▶ Data supplied
Segment Open

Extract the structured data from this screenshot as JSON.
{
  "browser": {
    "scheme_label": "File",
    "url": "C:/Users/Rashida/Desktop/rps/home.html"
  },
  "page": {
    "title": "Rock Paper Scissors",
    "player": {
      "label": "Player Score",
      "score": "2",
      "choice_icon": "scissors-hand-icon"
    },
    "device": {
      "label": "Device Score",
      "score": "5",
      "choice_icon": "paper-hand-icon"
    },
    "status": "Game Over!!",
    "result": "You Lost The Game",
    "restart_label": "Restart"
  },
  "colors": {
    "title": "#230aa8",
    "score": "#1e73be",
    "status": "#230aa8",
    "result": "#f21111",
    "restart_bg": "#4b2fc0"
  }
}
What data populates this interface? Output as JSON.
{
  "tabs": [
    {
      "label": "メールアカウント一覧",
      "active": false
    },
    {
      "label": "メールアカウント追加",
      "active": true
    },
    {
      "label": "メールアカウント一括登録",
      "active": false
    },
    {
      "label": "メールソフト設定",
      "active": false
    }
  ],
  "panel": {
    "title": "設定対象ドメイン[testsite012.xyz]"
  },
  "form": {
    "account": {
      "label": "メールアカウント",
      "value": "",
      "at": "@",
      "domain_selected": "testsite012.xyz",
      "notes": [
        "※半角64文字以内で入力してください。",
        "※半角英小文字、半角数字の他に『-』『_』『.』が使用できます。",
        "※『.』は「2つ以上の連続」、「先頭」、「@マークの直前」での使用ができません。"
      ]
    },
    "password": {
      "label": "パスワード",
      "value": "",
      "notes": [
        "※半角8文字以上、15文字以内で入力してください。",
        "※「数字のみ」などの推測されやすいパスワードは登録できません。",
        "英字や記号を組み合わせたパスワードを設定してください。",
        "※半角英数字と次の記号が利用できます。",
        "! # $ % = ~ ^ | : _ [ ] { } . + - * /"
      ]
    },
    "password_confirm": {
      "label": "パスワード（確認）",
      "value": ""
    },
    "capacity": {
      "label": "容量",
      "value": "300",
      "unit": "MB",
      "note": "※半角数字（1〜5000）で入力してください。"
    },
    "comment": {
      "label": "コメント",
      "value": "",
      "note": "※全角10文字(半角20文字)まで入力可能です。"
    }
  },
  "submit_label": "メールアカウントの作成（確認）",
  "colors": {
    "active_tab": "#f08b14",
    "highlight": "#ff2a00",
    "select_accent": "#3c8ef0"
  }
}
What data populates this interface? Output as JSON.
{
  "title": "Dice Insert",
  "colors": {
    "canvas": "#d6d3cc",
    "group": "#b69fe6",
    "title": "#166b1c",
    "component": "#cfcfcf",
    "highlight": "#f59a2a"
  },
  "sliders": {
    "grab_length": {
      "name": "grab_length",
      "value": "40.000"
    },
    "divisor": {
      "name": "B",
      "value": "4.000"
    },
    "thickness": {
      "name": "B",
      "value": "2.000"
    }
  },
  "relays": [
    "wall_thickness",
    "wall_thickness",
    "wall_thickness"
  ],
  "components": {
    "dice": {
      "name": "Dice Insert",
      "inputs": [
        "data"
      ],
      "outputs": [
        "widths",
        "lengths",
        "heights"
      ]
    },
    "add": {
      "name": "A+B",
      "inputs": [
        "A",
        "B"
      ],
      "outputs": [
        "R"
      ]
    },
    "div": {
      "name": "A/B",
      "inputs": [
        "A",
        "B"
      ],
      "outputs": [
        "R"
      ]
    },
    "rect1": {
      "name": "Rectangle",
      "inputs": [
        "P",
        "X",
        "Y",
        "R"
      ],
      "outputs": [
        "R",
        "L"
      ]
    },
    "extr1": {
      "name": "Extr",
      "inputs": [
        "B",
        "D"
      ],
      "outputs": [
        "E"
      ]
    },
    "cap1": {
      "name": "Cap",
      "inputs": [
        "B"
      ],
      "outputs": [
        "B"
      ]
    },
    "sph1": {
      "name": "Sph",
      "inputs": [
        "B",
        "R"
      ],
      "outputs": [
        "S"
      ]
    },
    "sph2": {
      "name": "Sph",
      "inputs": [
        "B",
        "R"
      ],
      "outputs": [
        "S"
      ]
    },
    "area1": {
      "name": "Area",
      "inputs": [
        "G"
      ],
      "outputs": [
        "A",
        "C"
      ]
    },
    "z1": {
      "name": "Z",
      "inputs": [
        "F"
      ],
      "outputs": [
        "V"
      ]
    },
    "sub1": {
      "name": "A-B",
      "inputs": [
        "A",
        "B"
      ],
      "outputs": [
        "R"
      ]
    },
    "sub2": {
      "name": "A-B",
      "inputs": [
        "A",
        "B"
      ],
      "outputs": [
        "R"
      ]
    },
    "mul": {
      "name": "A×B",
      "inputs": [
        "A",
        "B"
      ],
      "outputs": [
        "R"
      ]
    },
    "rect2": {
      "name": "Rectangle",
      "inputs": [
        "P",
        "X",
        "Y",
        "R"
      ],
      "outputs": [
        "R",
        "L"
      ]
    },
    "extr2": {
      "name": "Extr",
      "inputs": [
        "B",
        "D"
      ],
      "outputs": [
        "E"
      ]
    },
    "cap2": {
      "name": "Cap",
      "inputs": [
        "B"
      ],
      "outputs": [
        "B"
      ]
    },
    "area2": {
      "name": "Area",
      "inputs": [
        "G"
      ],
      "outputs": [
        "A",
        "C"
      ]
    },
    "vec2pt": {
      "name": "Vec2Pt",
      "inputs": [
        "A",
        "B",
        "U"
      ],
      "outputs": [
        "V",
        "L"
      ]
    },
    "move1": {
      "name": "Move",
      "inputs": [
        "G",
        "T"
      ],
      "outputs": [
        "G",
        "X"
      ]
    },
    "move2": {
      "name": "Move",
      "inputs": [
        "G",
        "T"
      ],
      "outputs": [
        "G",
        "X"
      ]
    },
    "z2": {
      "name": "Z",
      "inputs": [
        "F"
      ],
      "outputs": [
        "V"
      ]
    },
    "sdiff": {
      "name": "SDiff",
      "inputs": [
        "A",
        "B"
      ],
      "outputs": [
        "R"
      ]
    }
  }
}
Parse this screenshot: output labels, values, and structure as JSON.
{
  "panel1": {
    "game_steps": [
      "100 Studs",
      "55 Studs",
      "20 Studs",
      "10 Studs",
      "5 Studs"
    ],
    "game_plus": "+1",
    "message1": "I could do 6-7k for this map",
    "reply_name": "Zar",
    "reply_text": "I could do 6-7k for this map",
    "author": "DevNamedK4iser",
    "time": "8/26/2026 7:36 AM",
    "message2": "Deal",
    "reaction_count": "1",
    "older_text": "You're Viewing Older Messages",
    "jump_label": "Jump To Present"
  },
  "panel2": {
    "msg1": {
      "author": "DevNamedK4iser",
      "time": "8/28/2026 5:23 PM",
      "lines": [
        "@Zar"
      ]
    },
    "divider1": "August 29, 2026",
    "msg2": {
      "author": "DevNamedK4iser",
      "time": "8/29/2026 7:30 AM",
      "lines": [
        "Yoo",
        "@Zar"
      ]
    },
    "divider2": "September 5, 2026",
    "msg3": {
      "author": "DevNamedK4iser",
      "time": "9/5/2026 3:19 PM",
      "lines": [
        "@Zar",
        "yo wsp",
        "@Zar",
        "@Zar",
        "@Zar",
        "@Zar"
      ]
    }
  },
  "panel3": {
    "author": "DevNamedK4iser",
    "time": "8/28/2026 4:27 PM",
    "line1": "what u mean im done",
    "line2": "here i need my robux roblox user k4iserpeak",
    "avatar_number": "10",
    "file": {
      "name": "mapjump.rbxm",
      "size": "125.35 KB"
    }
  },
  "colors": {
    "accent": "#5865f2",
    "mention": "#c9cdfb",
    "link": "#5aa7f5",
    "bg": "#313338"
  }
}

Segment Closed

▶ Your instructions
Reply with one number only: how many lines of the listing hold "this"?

▶ Exercise result
6